So, there you have it, 9 reasons why you don’t need an editor.
Swipe files are well known in the copywriting business. When you come across a really good piece of copy, you save it to your swipe file. Then, when you are stuck for ideas, you have some inspiring writing to check out. So, want to know how fiction writers benefit from swipe files?
Inspiration, not plagiarism
To dig deeper into the copywriting example, the aim is clearly not to plagiarise. Swipe files are positively encouraged in the copywriting world. All writers have fallow periods when it comes to inspiration and original ideas. Examples of how to do it well excite and inspire. They can release us from writer’s block. They remind us of why we write in the first place.

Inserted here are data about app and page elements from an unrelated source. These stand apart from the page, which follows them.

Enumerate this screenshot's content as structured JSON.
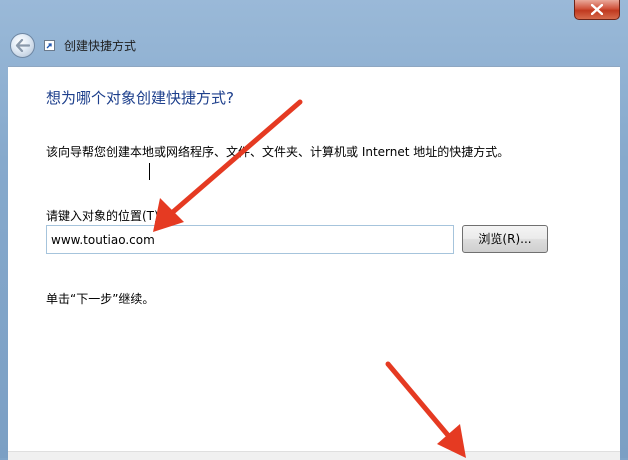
{
  "window": {
    "title": "创建快捷方式"
  },
  "wizard": {
    "heading": "想为哪个对象创建快捷方式?",
    "description": "该向导帮您创建本地或网络程序、文件、文件夹、计算机或 Internet 地址的快捷方式。",
    "location_label": "请键入对象的位置(T):",
    "location_value": "www.toutiao.com",
    "browse_label": "浏览(R)...",
    "hint": "单击“下一步”继续。"
  },
  "icons": {
    "back": "back-arrow-icon",
    "close": "close-icon",
    "shortcut": "shortcut-icon"
  },
  "colors": {
    "heading": "#1d3f8c",
    "annotation_arrow": "#e53a22",
    "close_button": "#c7432a"
  }
}
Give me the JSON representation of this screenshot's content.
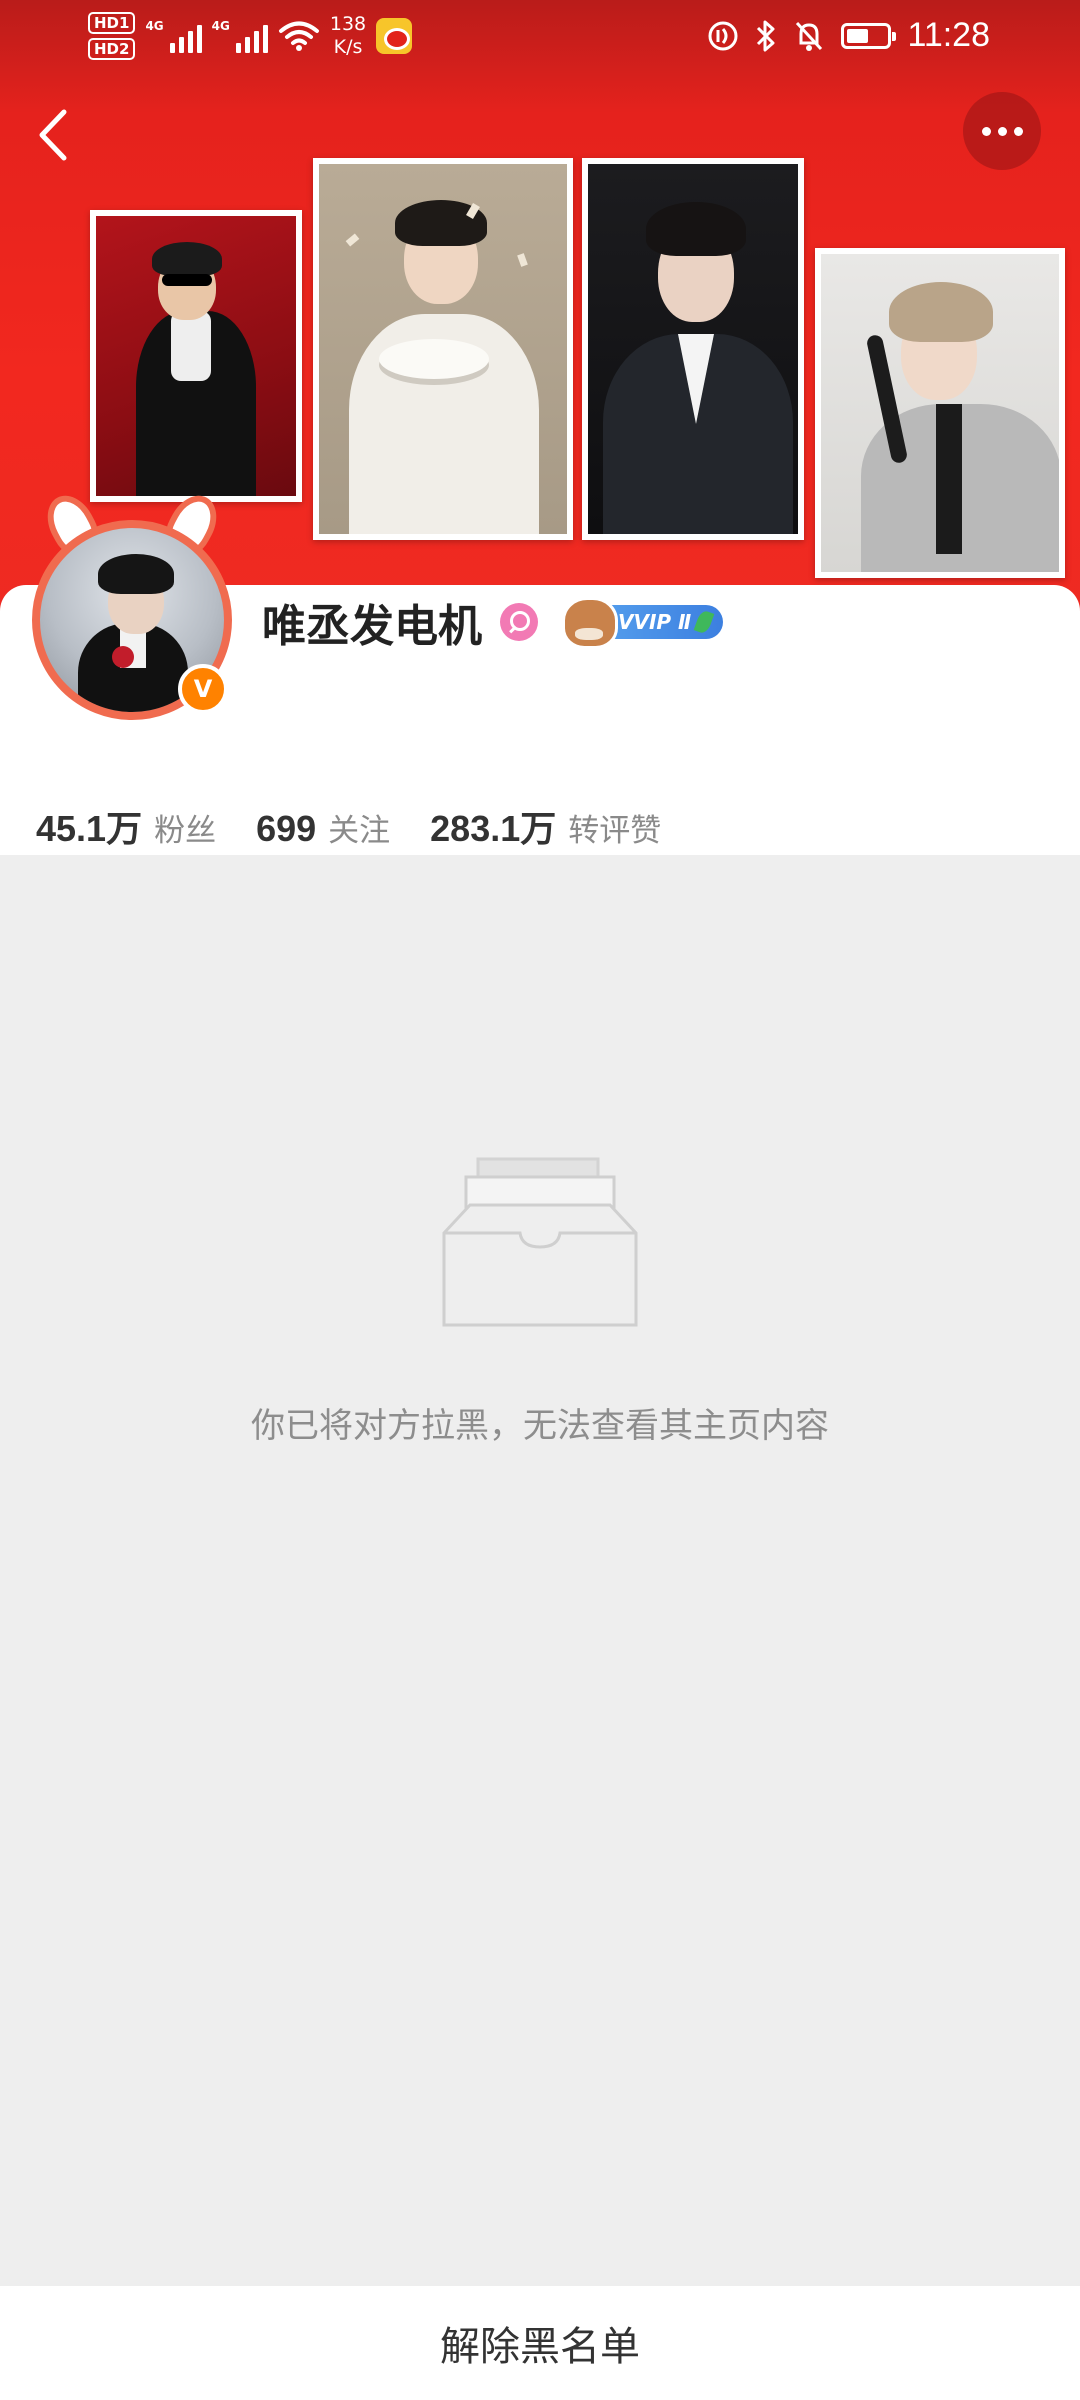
{
  "status_bar": {
    "hd_badges": [
      "HD1",
      "HD2"
    ],
    "network": [
      "4G",
      "4G"
    ],
    "net_speed_value": "138",
    "net_speed_unit": "K/s",
    "time": "11:28",
    "battery_level": 0.55,
    "icons": [
      "hd-icon",
      "signal-icon",
      "wifi-icon",
      "weibo-app-icon",
      "nfc-icon",
      "bluetooth-icon",
      "mute-icon",
      "battery-icon"
    ]
  },
  "header": {
    "back_icon": "chevron-left-icon",
    "more_icon": "more-dots-icon"
  },
  "profile": {
    "username": "唯丞发电机",
    "vip_label": "VVIP Ⅱ",
    "verified_mark": "V",
    "accent_color": "#ff8200"
  },
  "stats": [
    {
      "value": "45.1万",
      "label": "粉丝"
    },
    {
      "value": "699",
      "label": "关注"
    },
    {
      "value": "283.1万",
      "label": "转评赞"
    }
  ],
  "empty_state": {
    "icon": "empty-inbox-icon",
    "message": "你已将对方拉黑，无法查看其主页内容"
  },
  "bottom_action": {
    "label": "解除黑名单"
  }
}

Swipe files help all writers
So, how does a swipe file help a fiction writer? Or a poet, for that matter? The key is to take note of writing that particularly inspires you.
For example, there are passages in The Great Gatsby that I’d put in my swipe file. It could be the opening of chapter three when Nick attends his first party at Gatsby’s house. Or it could be the fabulous final page or so of the book.

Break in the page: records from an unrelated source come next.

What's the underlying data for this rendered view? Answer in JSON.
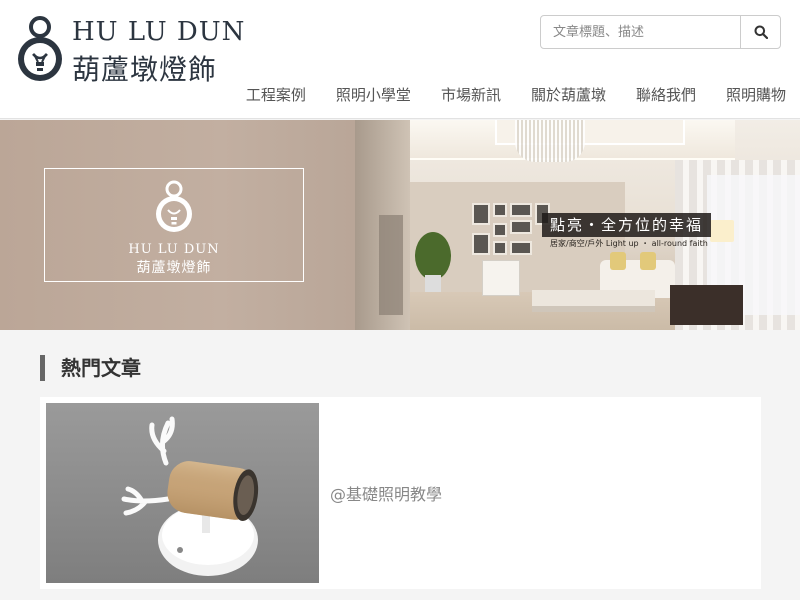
{
  "brand": {
    "name_en": "HU LU DUN",
    "name_zh": "葫蘆墩燈飾"
  },
  "search": {
    "placeholder": "文章標題、描述"
  },
  "nav": {
    "items": [
      {
        "label": "工程案例"
      },
      {
        "label": "照明小學堂"
      },
      {
        "label": "市場新訊"
      },
      {
        "label": "關於葫蘆墩"
      },
      {
        "label": "聯絡我們"
      },
      {
        "label": "照明購物"
      }
    ]
  },
  "banner": {
    "logo_en": "HU LU DUN",
    "logo_zh": "葫蘆墩燈飾",
    "tagline": "點亮・全方位的幸福",
    "tagline_sub": "居家/商空/戶外  Light up ・ all-round faith"
  },
  "popular": {
    "title": "熱門文章",
    "articles": [
      {
        "title": "@基礎照明教學"
      }
    ]
  },
  "colors": {
    "brand_dark": "#2c3540",
    "banner_tan": "#c2afa1",
    "wood": "#c9a77c"
  }
}
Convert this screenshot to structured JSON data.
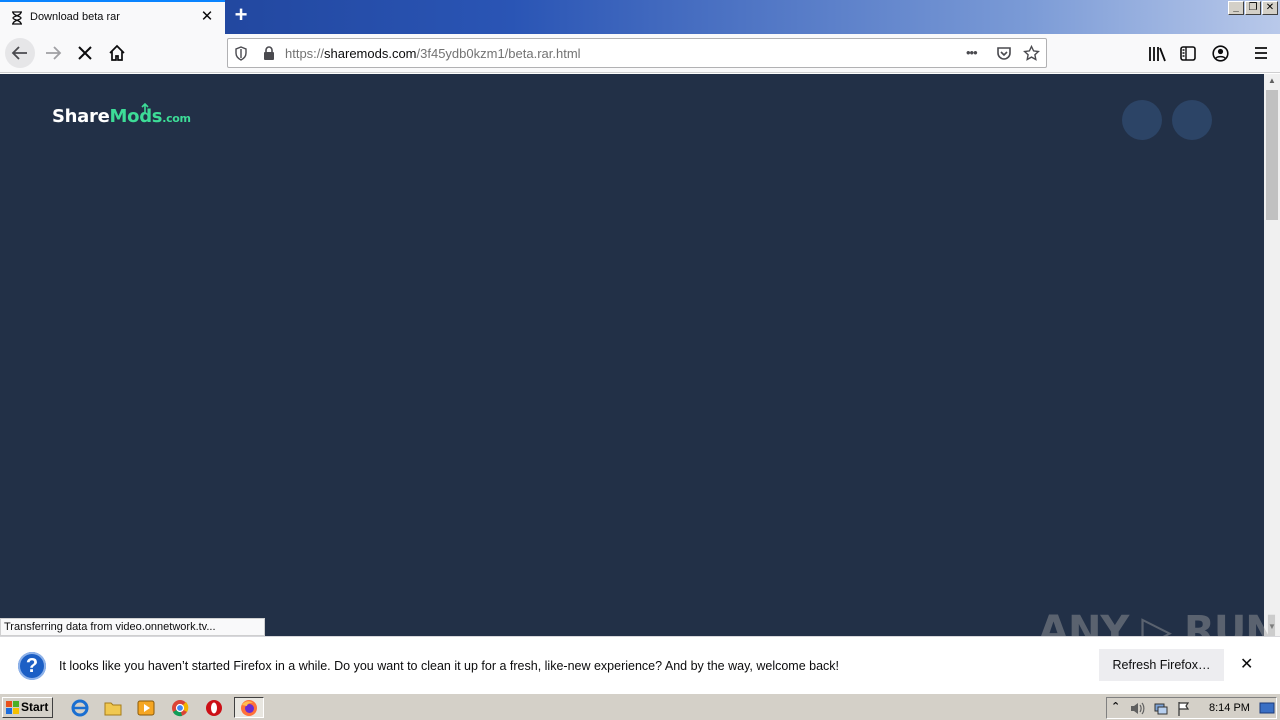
{
  "browser": {
    "tab": {
      "title": "Download beta rar",
      "close": "✕"
    },
    "newtab_label": "+",
    "window_buttons": [
      "_",
      "❐",
      "✕"
    ],
    "url": {
      "prefix": "https://",
      "host": "sharemods.com",
      "path": "/3f45ydb0kzm1/beta.rar.html"
    },
    "url_more": "•••"
  },
  "page": {
    "logo": {
      "share": "Share",
      "mods": "Mods",
      "com": ".com"
    },
    "colors": {
      "background": "#223047",
      "accent": "#3ddc97",
      "circle": "#2c4466"
    }
  },
  "status_text": "Transferring data from video.onnetwork.tv...",
  "notification": {
    "icon": "?",
    "message": "It looks like you haven’t started Firefox in a while. Do you want to clean it up for a fresh, like-new experience? And by the way, welcome back!",
    "button": "Refresh Firefox…",
    "close": "✕"
  },
  "watermark": "ANY ▷ RUN",
  "taskbar": {
    "start_label": "Start",
    "clock": "8:14 PM"
  }
}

Your swipe file could include inspirational prose, or even examples of technical mastery. Perhaps you were blown away by a horror short story and the way the author built suspense. Maybe it was a science fiction story that showed how to mix big ideas with credible worldbuilding and characterisation. Or it could be an erotic short story that showed how to write sex scenes effectively and without the usual cliches.
Likewise, there might be some poetry that inspires you. It could be the rhythm of the language, the imagery, or something else.
What to do with your swipes
There are some days when you’ve run out of ideas. Or you’re suffering from imposter syndrome. Or maybe you’ve run into a technical problem – your sex scenes suck big time. Too much worldbuilding at the beginning of a short story? How do you introduce your reader to your Martian colony in a way that is both fast and credible? If it’s a short story, you have even less time and space to waste on details. Every word counts.
This is why short story swipe files are particularly great. But you could just save a single scene that blew you away with its brilliance. A combat scene that was well-choreographed, a great dialogue scene that revealed character or plot. A great description of location or character that was vibrant rather than boring.
Keeping examples in your swipe file allows you to pull them out and study them when you run into a problem. Feel your dialogue is dull and inspiring? What about those fabulous dialogue scenes you saved from Novels X and Y. Study them, get inspired. It’s not about copying.
Where to store your swipe file?
Swipe files can be kept on a computer or stored in a box file on your shelf. You might have both, for digital files and physical copy cut from a newspaper or magazine.
If you have a physical book collection, you could keep one shelf as your ‘swipe shelf’. Where you store the most inspirational material, including stories you’ve printed off or photocopied. You could keep these in a box file.
Swipe files are fuel for ideas
Whether it’s a technical issue you’re struggling with or just general inspiration, swipe files are a great resource. If you want to get into science fiction, you could start saving your favourite SF short stories and explore what it is you admire about them. Check out the premise – it could be something big, or even a beautifully simple idea.
Also, don’t forget non-fiction. An informative article on the future colonisation of Mars? Save it. It might take you a while to get around to referring to some of your swipes, but the material will be there when you finally need that dose of inspiration.
And that’s how fiction writers benefit from swipe files!